"For at least one hour, we don't open our windows as the smell from the rubbish tip is horrendous," said the frustrated young mother, standing outside her son's school in a city in the midst of a garbage crisis.

China's capital still relies heavily on burying its garbage - in 2008, 90 percent of the more than 6.7 million tonnes of domestic waste in Beijing was put in landfills.

Municipal authorities, recognising that the city's dumps are full to the brim, have announced plans to build a series of new waste treatment centres, using methods such as incineration and biochemical disposal.

In Wang's Liulitun area, nestled against mountains bordering the city, a cluster of small, run-down houses adjoins the rubbish tip. Nearby, dusty orchards and brick kilns belie the city's relentless economic progress.

The rubbish tip itself is a huge covered site, one of the official city dumps. On a sunny, windy autumn day, it emitted no smell.

"You have to come in the evening, when they air out the site (to treat the waste)," said Wang, who would only give her surname.

Ma Jing, a 17-year-old street vendor, concurred.

"It's not all the time, but there is a smell, that's for sure. I'm not sure if it's good for your health," she said.

Wang was more categorical: "It must have an influence on our health - a lot of residents have left, replaced by people from other provinces, like me."

In 2007, residents in Liulitun voiced their opposition to plans to build an incinerator, amid concerns about potential emissions of the highly toxic chemical dioxin.

Chinese media reported on the public uproar, and the plans, like other similar projects in Beijing, were later put on hold.

China, unlike some countries, does not usually burn its waste and its citizens are wary of incinerators.

"In Beijing, around three percent of domestic waste is burnt, a rate that should increase to 10 percent with the commissioning of the Gao Antun incinerator" in the city centre, Wang Weiping, head of the Chinese Society for Environmental Sciences, told AFP.

Some rich coastal cities in eastern and southern China burn more waste, but this method is rare in central and western parts of the country.

The Asian giant is however warming to the method as a third of its municipalities are in the midst of a rubbish crisis, according to state media.

As living standards rise, so does consumption in urban China.

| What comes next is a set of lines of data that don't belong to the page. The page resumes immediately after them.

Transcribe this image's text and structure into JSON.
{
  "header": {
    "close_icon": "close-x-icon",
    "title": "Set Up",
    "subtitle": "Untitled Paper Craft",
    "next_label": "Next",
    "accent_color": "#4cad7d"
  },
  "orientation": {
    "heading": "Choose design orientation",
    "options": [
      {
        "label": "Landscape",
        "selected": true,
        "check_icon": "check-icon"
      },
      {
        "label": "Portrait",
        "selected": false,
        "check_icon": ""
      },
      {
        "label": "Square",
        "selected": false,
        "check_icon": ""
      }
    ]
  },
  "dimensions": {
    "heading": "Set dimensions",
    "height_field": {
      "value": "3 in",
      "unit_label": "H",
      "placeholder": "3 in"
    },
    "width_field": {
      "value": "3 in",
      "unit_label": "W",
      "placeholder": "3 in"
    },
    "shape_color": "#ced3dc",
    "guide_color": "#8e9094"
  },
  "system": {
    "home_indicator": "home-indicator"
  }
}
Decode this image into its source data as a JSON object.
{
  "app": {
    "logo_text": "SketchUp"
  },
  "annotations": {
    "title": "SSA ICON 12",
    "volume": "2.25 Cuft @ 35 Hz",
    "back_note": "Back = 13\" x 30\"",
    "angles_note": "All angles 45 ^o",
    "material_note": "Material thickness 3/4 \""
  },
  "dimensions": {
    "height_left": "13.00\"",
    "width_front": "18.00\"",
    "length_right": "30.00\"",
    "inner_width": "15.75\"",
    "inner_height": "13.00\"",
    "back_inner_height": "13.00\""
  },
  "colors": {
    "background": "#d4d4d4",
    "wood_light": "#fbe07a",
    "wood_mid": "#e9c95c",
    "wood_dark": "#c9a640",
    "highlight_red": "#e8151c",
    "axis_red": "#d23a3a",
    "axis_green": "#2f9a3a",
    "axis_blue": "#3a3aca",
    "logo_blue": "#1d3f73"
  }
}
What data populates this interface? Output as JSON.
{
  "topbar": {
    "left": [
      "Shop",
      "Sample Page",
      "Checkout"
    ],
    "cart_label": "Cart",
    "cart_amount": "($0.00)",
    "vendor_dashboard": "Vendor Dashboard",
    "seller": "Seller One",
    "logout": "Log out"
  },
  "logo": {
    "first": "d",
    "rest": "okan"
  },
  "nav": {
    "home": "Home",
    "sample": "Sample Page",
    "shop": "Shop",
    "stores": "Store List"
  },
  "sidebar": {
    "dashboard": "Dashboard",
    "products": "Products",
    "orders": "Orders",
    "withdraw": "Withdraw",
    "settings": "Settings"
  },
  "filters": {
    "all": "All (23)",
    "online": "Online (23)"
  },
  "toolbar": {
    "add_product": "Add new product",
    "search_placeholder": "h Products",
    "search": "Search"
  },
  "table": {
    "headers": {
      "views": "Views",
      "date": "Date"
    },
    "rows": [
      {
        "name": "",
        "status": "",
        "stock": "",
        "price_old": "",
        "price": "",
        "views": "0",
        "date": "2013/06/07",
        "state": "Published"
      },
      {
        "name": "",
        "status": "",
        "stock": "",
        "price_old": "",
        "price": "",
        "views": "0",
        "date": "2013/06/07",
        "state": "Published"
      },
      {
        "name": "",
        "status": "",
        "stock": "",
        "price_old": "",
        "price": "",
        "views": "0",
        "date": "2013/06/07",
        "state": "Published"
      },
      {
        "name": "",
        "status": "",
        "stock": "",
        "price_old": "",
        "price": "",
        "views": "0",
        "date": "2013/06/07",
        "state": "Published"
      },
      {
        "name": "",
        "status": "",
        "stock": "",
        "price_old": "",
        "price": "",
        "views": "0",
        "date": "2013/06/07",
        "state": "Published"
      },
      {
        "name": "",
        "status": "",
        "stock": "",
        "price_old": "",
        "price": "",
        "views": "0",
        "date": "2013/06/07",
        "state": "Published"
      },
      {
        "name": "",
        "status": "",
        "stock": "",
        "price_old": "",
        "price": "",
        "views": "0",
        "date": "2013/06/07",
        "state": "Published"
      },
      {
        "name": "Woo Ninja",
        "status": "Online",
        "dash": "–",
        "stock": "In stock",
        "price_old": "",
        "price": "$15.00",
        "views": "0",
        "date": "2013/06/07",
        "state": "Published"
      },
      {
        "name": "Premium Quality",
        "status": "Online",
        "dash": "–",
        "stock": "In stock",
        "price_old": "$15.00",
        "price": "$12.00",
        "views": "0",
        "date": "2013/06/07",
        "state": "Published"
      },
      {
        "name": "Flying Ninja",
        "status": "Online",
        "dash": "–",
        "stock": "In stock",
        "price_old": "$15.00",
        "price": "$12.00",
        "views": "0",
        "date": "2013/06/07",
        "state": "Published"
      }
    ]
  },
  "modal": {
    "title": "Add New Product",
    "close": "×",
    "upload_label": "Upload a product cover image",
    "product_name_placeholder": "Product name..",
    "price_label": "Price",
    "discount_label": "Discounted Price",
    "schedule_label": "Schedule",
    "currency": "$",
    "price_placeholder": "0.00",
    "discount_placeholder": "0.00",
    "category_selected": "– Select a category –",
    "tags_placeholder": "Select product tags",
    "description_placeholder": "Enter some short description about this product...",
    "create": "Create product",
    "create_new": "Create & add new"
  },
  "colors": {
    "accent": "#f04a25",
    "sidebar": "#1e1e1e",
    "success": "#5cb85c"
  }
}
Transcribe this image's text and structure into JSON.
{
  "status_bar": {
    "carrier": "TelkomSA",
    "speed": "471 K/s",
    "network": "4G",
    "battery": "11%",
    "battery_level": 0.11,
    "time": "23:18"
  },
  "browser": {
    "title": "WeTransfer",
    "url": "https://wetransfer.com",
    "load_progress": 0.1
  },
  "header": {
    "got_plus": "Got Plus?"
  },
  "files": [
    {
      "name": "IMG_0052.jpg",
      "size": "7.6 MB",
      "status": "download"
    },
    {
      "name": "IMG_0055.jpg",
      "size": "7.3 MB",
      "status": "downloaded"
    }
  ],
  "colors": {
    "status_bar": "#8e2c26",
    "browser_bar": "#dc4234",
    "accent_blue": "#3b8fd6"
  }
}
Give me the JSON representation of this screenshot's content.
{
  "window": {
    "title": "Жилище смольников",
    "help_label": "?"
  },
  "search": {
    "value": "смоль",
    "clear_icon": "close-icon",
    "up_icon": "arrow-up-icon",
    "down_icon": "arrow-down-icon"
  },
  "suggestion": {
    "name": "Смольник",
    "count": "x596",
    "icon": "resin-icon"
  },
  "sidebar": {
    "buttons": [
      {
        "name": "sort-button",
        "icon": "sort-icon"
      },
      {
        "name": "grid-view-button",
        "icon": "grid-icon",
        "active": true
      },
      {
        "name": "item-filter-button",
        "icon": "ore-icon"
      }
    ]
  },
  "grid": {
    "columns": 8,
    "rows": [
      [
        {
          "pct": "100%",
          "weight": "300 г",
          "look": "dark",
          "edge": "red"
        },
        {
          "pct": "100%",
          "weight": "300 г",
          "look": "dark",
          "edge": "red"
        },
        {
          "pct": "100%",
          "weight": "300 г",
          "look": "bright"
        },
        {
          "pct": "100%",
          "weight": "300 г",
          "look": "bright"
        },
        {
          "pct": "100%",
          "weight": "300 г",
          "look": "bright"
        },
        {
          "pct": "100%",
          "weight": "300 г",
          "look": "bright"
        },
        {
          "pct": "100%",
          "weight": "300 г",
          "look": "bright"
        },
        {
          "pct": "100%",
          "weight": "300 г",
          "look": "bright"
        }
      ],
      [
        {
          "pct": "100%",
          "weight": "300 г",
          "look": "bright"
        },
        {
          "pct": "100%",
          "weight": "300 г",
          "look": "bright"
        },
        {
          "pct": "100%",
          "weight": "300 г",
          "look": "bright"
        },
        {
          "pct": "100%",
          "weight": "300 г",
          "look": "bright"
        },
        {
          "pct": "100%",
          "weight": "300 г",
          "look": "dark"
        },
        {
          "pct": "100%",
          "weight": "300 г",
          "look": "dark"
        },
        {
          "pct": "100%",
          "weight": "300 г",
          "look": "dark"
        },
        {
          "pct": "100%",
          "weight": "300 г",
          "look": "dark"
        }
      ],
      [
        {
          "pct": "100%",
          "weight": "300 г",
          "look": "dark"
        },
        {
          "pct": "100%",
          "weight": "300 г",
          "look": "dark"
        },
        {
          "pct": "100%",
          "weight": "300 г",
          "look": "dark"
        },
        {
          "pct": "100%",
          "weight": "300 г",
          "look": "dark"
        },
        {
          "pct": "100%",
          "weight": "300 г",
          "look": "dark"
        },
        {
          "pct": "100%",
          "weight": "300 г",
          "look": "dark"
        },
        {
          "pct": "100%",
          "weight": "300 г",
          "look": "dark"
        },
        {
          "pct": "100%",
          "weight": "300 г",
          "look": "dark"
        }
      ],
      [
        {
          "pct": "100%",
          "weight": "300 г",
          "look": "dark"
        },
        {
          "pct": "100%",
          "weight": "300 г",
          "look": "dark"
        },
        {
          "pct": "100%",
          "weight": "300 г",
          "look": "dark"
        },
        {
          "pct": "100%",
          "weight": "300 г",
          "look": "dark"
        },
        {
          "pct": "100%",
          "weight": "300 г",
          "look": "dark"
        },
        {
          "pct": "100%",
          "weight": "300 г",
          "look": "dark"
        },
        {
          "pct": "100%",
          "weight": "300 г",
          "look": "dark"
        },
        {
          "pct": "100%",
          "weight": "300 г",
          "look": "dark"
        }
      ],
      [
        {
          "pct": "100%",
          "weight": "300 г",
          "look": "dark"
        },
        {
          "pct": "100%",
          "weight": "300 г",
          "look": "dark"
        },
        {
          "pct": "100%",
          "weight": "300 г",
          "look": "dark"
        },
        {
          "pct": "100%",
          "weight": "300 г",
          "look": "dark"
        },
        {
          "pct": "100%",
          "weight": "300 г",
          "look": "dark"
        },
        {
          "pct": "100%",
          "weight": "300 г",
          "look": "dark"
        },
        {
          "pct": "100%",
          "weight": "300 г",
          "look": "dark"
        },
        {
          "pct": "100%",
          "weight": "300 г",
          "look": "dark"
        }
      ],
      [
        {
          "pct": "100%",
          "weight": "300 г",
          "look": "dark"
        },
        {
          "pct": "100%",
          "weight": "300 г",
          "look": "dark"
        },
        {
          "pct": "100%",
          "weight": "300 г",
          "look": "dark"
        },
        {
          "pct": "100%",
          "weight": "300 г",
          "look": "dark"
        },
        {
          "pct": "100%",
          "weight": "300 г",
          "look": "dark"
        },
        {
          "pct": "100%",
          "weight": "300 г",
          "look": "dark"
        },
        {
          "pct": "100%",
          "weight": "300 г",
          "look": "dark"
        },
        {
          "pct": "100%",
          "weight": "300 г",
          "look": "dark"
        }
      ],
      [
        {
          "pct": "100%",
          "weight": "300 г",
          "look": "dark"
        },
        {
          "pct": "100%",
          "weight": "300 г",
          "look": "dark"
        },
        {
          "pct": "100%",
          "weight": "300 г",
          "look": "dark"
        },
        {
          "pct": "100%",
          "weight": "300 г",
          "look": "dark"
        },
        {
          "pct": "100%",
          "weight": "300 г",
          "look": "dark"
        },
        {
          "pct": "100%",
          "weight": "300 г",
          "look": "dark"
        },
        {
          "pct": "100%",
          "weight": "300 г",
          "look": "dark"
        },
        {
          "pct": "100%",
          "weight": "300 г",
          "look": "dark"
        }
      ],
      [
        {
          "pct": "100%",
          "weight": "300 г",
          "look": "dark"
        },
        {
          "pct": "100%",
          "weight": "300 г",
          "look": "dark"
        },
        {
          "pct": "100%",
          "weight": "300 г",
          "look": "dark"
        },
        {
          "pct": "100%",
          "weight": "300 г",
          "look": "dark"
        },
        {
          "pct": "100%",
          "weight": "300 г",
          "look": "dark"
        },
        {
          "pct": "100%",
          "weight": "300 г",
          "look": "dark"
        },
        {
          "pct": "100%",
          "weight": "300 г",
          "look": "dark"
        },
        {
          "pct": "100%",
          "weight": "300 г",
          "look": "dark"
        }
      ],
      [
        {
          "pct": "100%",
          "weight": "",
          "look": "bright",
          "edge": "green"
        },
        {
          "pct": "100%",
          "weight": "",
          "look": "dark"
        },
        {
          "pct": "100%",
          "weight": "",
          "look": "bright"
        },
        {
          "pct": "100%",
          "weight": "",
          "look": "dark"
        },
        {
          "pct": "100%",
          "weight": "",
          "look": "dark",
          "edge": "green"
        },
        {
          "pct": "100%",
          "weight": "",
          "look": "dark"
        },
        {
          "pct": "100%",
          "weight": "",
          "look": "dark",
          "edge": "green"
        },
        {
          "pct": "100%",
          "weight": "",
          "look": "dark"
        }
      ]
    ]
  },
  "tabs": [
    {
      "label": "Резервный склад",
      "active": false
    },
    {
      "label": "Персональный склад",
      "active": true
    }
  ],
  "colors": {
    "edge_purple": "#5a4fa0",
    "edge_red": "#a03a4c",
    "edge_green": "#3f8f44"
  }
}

And recycling - still the preserve of rag-and-bone men who sort through cardboard boxes and bottles on the streets of Beijing - has yet to come to the fore.

"Recyclable" dustbins in the city are either empty, or full of a mix of trash and recyclable materials.

"We must reduce the volume of waste and transform it into a re-usable resource," said Wang Weiping.

The volume of domestic waste in Beijing, which counts 17 million residents, is increasing by eight percent year-on-year, according to official data. The capital predicts it will have to treat 30,000 tonnes a day in 2015, as compared with 18,000 now.

As a result, the city aims to increase the amount of waste it burns and reduce its dependence on burying rubbish by 2015, whilst also using biotreatment.